Barn Door Opens To New Highway Funding Options In Arkansas

Jan 19, 2016

Gov. Asa Hutchinson announcing his highway funding proposal.
Credit Jacob Kauffman / KUAR

Arkansas Governor Asa Hutchinson is proposing that the state for the first time ever dip into general revenue funds to pay for state highways. The Republican governor announced the “no new taxes” proposal on Tuesday for a $750 million, 10-year highway budget that redirects general revenue and surplus funds.

At a press conference the governor said he felt “pretty good” about using general revenue for roads.

“That’s a barn door that is not sacrosanct. It is a right thing to do as illustrated by the needs of other states. I think it’s a reason actually for a closer bond, or relationship, or transparency between the legislature and the highway commission,” said Hutchinson.

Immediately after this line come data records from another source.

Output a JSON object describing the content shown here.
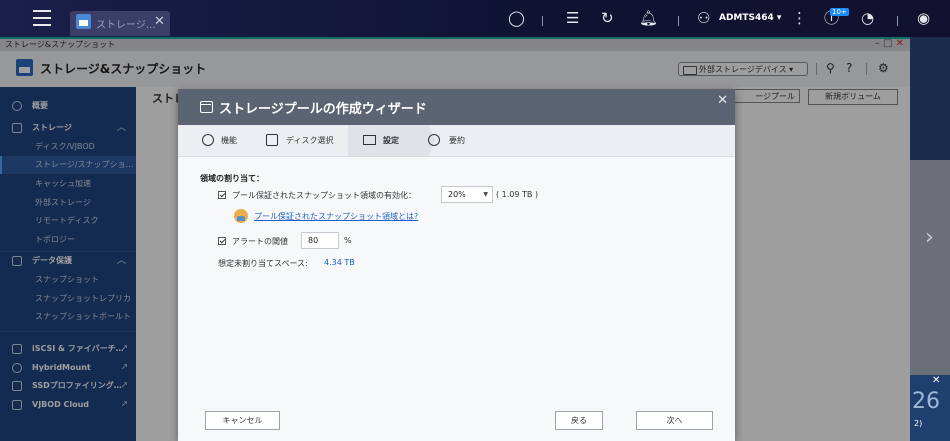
{
  "taskbar": {
    "app_tab_title": "ストレージ…",
    "user": "ADMTS464 ▾",
    "notification_badge": "10+"
  },
  "window": {
    "title": "ストレージ&スナップショット",
    "header_title": "ストレージ&スナップショット",
    "external_device_label": "外部ストレージデバイス ▾"
  },
  "sidebar": {
    "items": [
      {
        "label": "概要",
        "type": "top"
      },
      {
        "label": "ストレージ",
        "type": "top"
      },
      {
        "label": "ディスク/VJBOD",
        "type": "sub"
      },
      {
        "label": "ストレージ/スナップショ…",
        "type": "sub",
        "active": true
      },
      {
        "label": "キャッシュ加速",
        "type": "sub"
      },
      {
        "label": "外部ストレージ",
        "type": "sub"
      },
      {
        "label": "リモートディスク",
        "type": "sub"
      },
      {
        "label": "トポロジー",
        "type": "sub"
      },
      {
        "label": "データ保護",
        "type": "top"
      },
      {
        "label": "スナップショット",
        "type": "sub"
      },
      {
        "label": "スナップショットレプリカ",
        "type": "sub"
      },
      {
        "label": "スナップショットボールト",
        "type": "sub"
      },
      {
        "label": "iSCSI & ファイバーチ…",
        "type": "top"
      },
      {
        "label": "HybridMount",
        "type": "top"
      },
      {
        "label": "SSDプロファイリング…",
        "type": "top"
      },
      {
        "label": "VJBOD Cloud",
        "type": "top"
      }
    ]
  },
  "main": {
    "title": "ストレ",
    "btn_pool": "ージプール",
    "btn_volume": "新規ボリューム"
  },
  "notification": {
    "big": "26",
    "small": "2)"
  },
  "dialog": {
    "title": "ストレージプールの作成ウィザード",
    "steps": [
      "機能",
      "ディスク選択",
      "設定",
      "要約"
    ],
    "section_title": "領域の割り当て：",
    "snapshot_label": "プール保証されたスナップショット領域の有効化：",
    "snapshot_value": "20%",
    "snapshot_size": "( 1.09 TB )",
    "help_link": "プール保証されたスナップショット領域とは?",
    "alert_label": "アラートの閾値",
    "alert_value": "80",
    "alert_unit": "%",
    "estimate_label": "想定未割り当てスペース:",
    "estimate_value": "4.34 TB",
    "btn_cancel": "キャンセル",
    "btn_back": "戻る",
    "btn_next": "次へ"
  }
}
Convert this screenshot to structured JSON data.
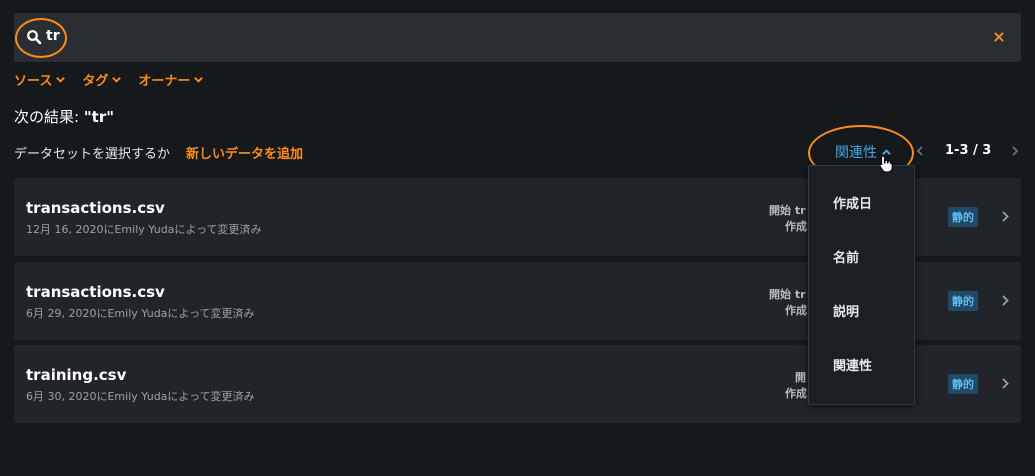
{
  "search": {
    "value": "tr",
    "clear_label": "×"
  },
  "filters": [
    {
      "label": "ソース"
    },
    {
      "label": "タグ"
    },
    {
      "label": "オーナー"
    }
  ],
  "results": {
    "prefix": "次の結果: ",
    "query": "\"tr\""
  },
  "select_row": {
    "prompt": "データセットを選択するか",
    "add_new": "新しいデータを追加"
  },
  "sort": {
    "current": "関連性",
    "options": [
      "作成日",
      "名前",
      "説明",
      "関連性"
    ]
  },
  "pager": {
    "text": "1-3 / 3"
  },
  "items": [
    {
      "name": "transactions.csv",
      "meta": "12月 16, 2020にEmily Yudaによって変更済み",
      "right1": "開始 tr",
      "right2": "作成",
      "badge": "静的"
    },
    {
      "name": "transactions.csv",
      "meta": "6月 29, 2020にEmily Yudaによって変更済み",
      "right1": "開始 tr",
      "right2": "作成",
      "badge": "静的"
    },
    {
      "name": "training.csv",
      "meta": "6月 30, 2020にEmily Yudaによって変更済み",
      "right1": "開",
      "right2": "作成",
      "badge": "静的"
    }
  ],
  "colors": {
    "accent": "#ff8c1a",
    "link": "#43a5e6",
    "badge_bg": "#214a66",
    "badge_text": "#62b8f0"
  },
  "icons": {
    "search": "search-icon",
    "clear": "close-icon",
    "chevron_down": "chevron-down-icon",
    "chevron_up": "chevron-up-icon",
    "chevron_left": "chevron-left-icon",
    "chevron_right": "chevron-right-icon",
    "cursor": "hand-cursor-icon"
  }
}
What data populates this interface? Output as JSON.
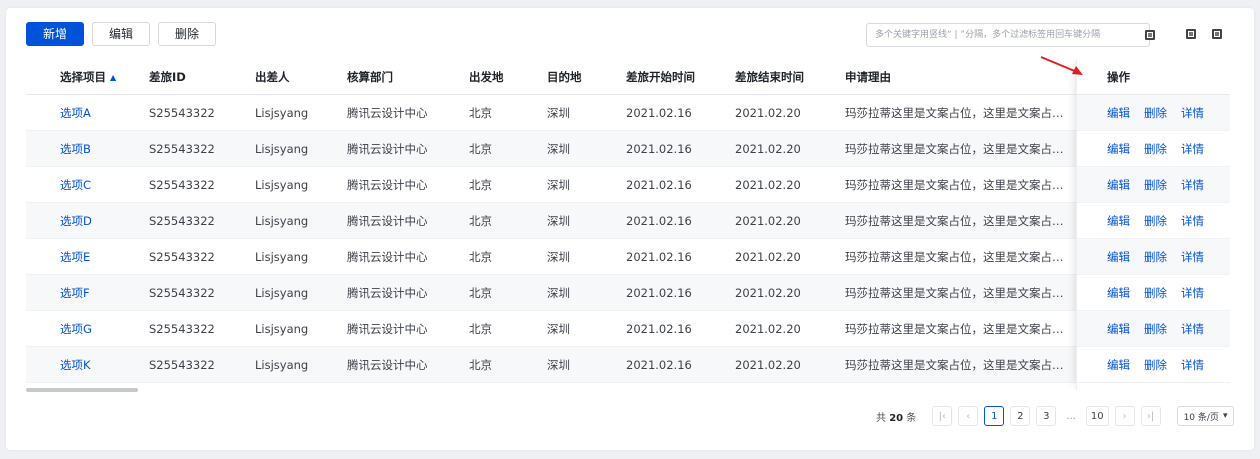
{
  "toolbar": {
    "add_label": "新增",
    "edit_label": "编辑",
    "delete_label": "删除"
  },
  "search": {
    "placeholder": "多个关键字用竖线“ | ”分隔，多个过滤标签用回车键分隔",
    "value": ""
  },
  "columns": [
    "选择项目",
    "差旅ID",
    "出差人",
    "核算部门",
    "出发地",
    "目的地",
    "差旅开始时间",
    "差旅结束时间",
    "申请理由",
    "操作"
  ],
  "rows": [
    {
      "item": "选项A",
      "id": "S25543322",
      "person": "Lisjsyang",
      "dept": "腾讯云设计中心",
      "from": "北京",
      "to": "深圳",
      "start": "2021.02.16",
      "end": "2021.02.20",
      "reason": "玛莎拉蒂这里是文案占位，这里是文案占位..."
    },
    {
      "item": "选项B",
      "id": "S25543322",
      "person": "Lisjsyang",
      "dept": "腾讯云设计中心",
      "from": "北京",
      "to": "深圳",
      "start": "2021.02.16",
      "end": "2021.02.20",
      "reason": "玛莎拉蒂这里是文案占位，这里是文案占位..."
    },
    {
      "item": "选项C",
      "id": "S25543322",
      "person": "Lisjsyang",
      "dept": "腾讯云设计中心",
      "from": "北京",
      "to": "深圳",
      "start": "2021.02.16",
      "end": "2021.02.20",
      "reason": "玛莎拉蒂这里是文案占位，这里是文案占位..."
    },
    {
      "item": "选项D",
      "id": "S25543322",
      "person": "Lisjsyang",
      "dept": "腾讯云设计中心",
      "from": "北京",
      "to": "深圳",
      "start": "2021.02.16",
      "end": "2021.02.20",
      "reason": "玛莎拉蒂这里是文案占位，这里是文案占位..."
    },
    {
      "item": "选项E",
      "id": "S25543322",
      "person": "Lisjsyang",
      "dept": "腾讯云设计中心",
      "from": "北京",
      "to": "深圳",
      "start": "2021.02.16",
      "end": "2021.02.20",
      "reason": "玛莎拉蒂这里是文案占位，这里是文案占位..."
    },
    {
      "item": "选项F",
      "id": "S25543322",
      "person": "Lisjsyang",
      "dept": "腾讯云设计中心",
      "from": "北京",
      "to": "深圳",
      "start": "2021.02.16",
      "end": "2021.02.20",
      "reason": "玛莎拉蒂这里是文案占位，这里是文案占位..."
    },
    {
      "item": "选项G",
      "id": "S25543322",
      "person": "Lisjsyang",
      "dept": "腾讯云设计中心",
      "from": "北京",
      "to": "深圳",
      "start": "2021.02.16",
      "end": "2021.02.20",
      "reason": "玛莎拉蒂这里是文案占位，这里是文案占位..."
    },
    {
      "item": "选项K",
      "id": "S25543322",
      "person": "Lisjsyang",
      "dept": "腾讯云设计中心",
      "from": "北京",
      "to": "深圳",
      "start": "2021.02.16",
      "end": "2021.02.20",
      "reason": "玛莎拉蒂这里是文案占位，这里是文案占位..."
    }
  ],
  "actions": {
    "edit": "编辑",
    "delete": "删除",
    "detail": "详情"
  },
  "pagination": {
    "total_prefix": "共",
    "total": "20",
    "total_suffix": "条",
    "pages": [
      "1",
      "2",
      "3"
    ],
    "ellipsis": "...",
    "last_page": "10",
    "current": "1",
    "page_size": "10 条/页"
  },
  "icons": [
    "sort-icon",
    "column-settings-icon",
    "fullscreen-icon",
    "refresh-icon",
    "annotation-arrow"
  ],
  "colors": {
    "primary": "#0052d9",
    "annotation": "#e02020"
  }
}
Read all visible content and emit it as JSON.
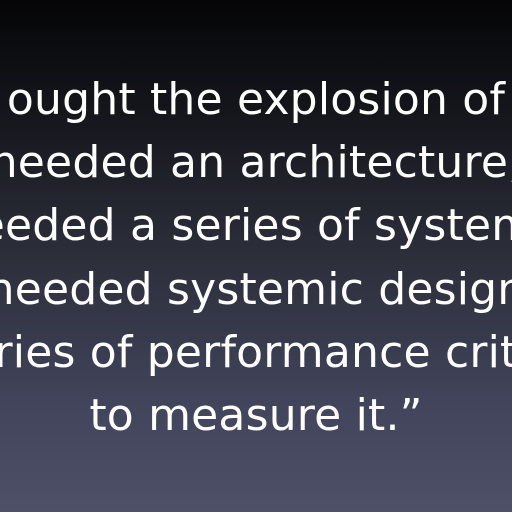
{
  "slide": {
    "lines": [
      "ought the explosion of",
      "needed an architecture,",
      "eeded a series of system",
      "needed systemic design",
      "ries of performance crit",
      "to measure it.”"
    ]
  }
}
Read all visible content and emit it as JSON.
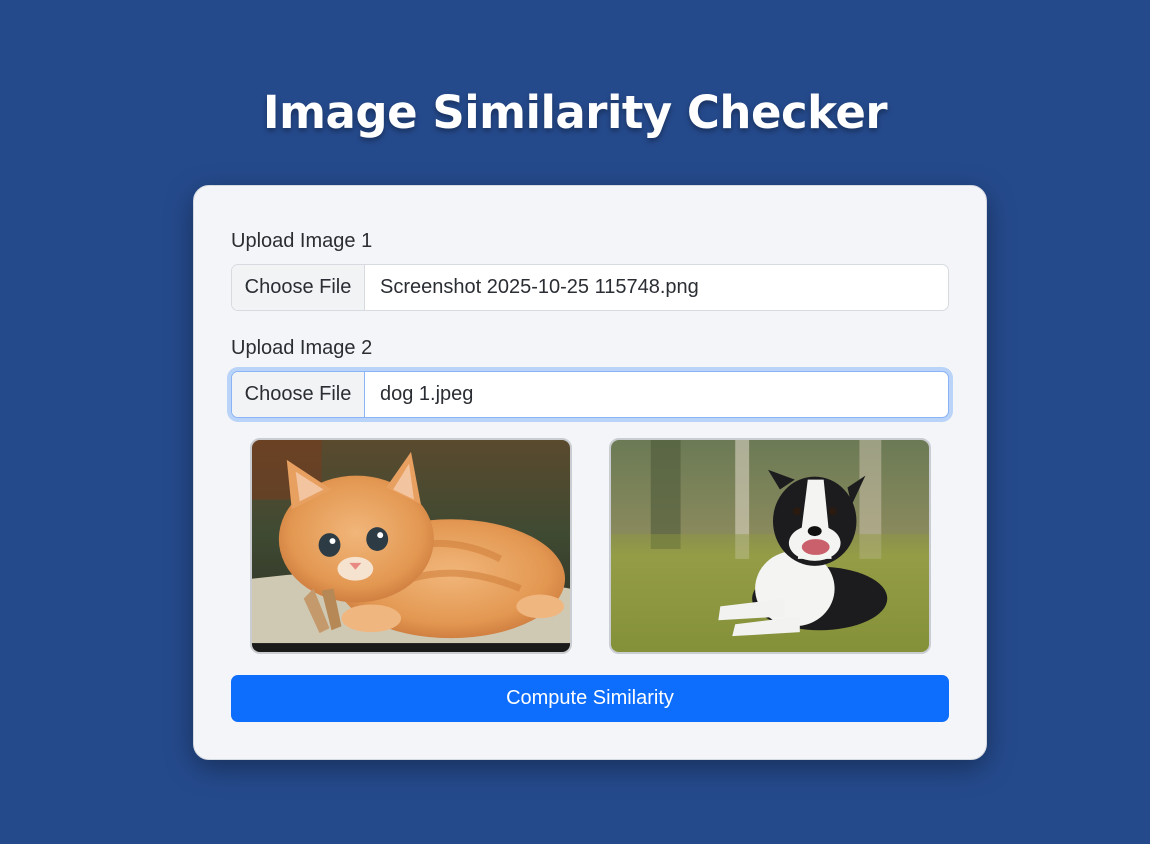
{
  "page": {
    "title": "Image Similarity Checker"
  },
  "upload1": {
    "label": "Upload Image 1",
    "button_label": "Choose File",
    "file_name": "Screenshot 2025-10-25 115748.png"
  },
  "upload2": {
    "label": "Upload Image 2",
    "button_label": "Choose File",
    "file_name": "dog 1.jpeg"
  },
  "previews": {
    "image1": "orange kitten photo",
    "image2": "border collie dog photo"
  },
  "compute": {
    "label": "Compute Similarity"
  },
  "colors": {
    "background": "#254a8c",
    "card": "#f4f5f8",
    "primary": "#0d6efd"
  }
}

But in the first year the plan leans almost exclusively on one-time funds. The $46.9 million FY17 is funded by $20 million in surplus funds and $20 million in the governor’s rainy day fund. The governor’s budget chief Duncan Baird told reporters that’s about half of both the rainy day and surplus fund.

The loss of $40 million in one-time funds after FY17 may be surpassed in FY18 with $48 million from the General Improvement Fund (carved out of surplus funds) allocated instead to the highway department.

Hutchinson is specifically calling for up to 25 percent of GIF funding to be allocated. The governor’s office said that averaged out to $48 million a year over the last decade.

The governor credited Democratic State Representative Joe Jett, hailing from the state’s northeastern most reaches in Clay County, with putting together the GIF proposal.

While Rep. Jett, a chair of the House Revenue and Tax Committee, helped put that provision together he still has reservations that it might overly politicize highway department plans.

“If you start dipping into general revenue you want to have some type of control over the money spent,” Jett said after the press conference.

“It’s going to cause the highway commissioners a lot of heartburn,” Jett said. “In my private discussions with folks and the Speaker and leadership [I said] that legislators have heartburn about it, if they put money out of general revenue they want to have some type of say how the money’s spent. We’re talking about individual projects. I don’t know if legislators want to get that far down in the weeds or not. I guess that’s for the body to decide down the road. I could actually see that type of scenario playing out.”

In FY17 the highway department will only draw $1.5 million from general revenue by redirecting a sales tax on vehicles. But the vehicles tax phases in to $25 million by 2021. Through the fifth year of the plan $69.5 million would have been siphoned from general revenue.

In year two, FY18 $2.7 million from the diesel tax will move from general revenue to highway funding. The general revenue loss totals $10.8 million by the fifth year (the furthest projected by the governor).

The governor characterizes the diesel and vehicle taxes as user-related taxes that make sense being directed to roadways.

The Central Services budget will also take a $27 million cut from FY17 to FY18 losing out on $5.4 million a year.

Hutchinson contends that the transfer of funds to the highway department won’t lead to a decrease in services but instead will largely be generated through finding “efficiencies” that could include “a reduction in spending or other budget offsets.”

I asked Hutchinson for some specifics but he declined saying it could cost him leverage.

“I’ve presented some on the table. That’s a matter of negotiation. I’ve got my ideas on that. What I’ve presented here is not pie in the sky,” said Hutchinson. “I have a very specific way in which can be accomplished in addition to general efficiencies. But this is a matter of negotiating with the legislature as to how to achieve those efficiencies and those savings. I don’t want to lock myself into a non-bargaining position.”

The governor emphasized with chart in tow (something he’s fond of doing) that Arkansas is alone among its neighbors in opting out general revenue for highway funding. The approach consumes 64.8 percent of Oklahoma’s budget according to the governor’s office presentation.

The plan costs $46.9 million in FY17 but grows to $81.1 million in FY 21. The governor said additional state matching funds, around $50 million annually, are needed to tap into $2 billion of federal money over 10 years. This plan provides that but is far less than the governor’s working group on highway funding recommended last December.

The body of highway commissioners, legislators, and others recommended $110 million annually for three years and $140 million in subsequent years funded in part by new user-based, fuel taxes.

Speaking to reporters Arkansas Highway and Transportation Department Director Scott Bennett said it is a “short term fix” that guarantees the state can meet match rates for federal funds but may re-align priorities.

“We’re going to spend a lot more money on system preservation type work,” said Bennett. “It’s a move toward making sure we take care of what we have before we focus more and more on building and expanding roads.”

The governor said the highway funding proposal is likely to come in a special session separate from one being considered this spring covering Medicaid. Hutchinson previously expressed support for both to be addressed on one special session. The fiscal session is scheduled for April.